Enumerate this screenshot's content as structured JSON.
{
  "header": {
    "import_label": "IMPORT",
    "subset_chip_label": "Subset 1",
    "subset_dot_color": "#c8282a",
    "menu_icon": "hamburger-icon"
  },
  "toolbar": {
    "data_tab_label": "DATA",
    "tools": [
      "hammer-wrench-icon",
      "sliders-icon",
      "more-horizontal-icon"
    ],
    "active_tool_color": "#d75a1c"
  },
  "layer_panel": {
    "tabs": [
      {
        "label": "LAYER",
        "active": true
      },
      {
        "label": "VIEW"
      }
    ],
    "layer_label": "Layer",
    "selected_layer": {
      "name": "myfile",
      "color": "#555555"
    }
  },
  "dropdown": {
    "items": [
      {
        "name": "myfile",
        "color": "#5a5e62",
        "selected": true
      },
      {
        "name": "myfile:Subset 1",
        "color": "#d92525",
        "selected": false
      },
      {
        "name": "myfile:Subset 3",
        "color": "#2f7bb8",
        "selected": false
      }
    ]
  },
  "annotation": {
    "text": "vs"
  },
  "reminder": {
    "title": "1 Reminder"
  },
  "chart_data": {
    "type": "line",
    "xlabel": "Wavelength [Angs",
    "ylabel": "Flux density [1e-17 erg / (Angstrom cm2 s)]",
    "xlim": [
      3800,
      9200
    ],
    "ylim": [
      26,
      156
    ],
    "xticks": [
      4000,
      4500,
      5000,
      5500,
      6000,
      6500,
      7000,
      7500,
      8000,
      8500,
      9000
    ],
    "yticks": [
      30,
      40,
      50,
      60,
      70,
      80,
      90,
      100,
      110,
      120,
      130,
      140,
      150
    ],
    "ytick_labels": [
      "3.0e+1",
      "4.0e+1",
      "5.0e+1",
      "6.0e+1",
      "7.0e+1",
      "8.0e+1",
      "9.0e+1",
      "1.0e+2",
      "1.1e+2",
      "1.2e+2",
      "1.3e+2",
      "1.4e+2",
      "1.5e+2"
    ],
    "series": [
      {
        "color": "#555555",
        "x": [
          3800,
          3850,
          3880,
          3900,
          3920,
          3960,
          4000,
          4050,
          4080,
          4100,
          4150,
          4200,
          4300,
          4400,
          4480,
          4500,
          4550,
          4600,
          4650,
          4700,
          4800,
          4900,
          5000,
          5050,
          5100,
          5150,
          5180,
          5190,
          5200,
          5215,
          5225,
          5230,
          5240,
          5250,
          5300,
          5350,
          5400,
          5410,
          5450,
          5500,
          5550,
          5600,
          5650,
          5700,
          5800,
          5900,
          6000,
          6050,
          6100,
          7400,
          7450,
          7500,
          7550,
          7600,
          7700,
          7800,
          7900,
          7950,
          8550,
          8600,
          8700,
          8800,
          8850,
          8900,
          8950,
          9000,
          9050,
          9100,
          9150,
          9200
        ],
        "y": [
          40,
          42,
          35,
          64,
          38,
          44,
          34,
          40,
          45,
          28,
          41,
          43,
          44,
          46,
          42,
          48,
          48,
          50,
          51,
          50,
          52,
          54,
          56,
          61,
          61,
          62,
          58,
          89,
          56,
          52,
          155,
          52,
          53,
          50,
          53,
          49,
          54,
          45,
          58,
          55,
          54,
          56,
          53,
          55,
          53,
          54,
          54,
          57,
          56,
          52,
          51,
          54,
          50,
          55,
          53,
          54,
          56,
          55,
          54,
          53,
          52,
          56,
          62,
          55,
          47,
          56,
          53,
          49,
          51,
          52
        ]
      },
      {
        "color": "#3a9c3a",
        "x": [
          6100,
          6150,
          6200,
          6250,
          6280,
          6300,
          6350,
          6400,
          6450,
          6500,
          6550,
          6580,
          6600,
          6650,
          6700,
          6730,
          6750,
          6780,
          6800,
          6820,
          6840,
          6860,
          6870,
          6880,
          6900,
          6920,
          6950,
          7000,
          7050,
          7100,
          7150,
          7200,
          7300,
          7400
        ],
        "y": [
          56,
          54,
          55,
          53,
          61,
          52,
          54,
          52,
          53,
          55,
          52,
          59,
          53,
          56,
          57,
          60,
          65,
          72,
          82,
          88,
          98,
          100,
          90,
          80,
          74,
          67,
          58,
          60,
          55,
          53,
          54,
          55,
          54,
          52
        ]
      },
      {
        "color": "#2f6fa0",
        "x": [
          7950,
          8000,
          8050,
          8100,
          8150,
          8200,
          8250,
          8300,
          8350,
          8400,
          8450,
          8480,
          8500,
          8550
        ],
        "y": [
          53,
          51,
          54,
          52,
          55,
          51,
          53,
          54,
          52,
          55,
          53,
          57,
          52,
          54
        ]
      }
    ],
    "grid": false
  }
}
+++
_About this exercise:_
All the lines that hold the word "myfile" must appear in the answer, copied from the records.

_Answer to this exercise:_
      "name": "myfile",
        "name": "myfile",
        "name": "myfile:Subset 1",
        "name": "myfile:Subset 3",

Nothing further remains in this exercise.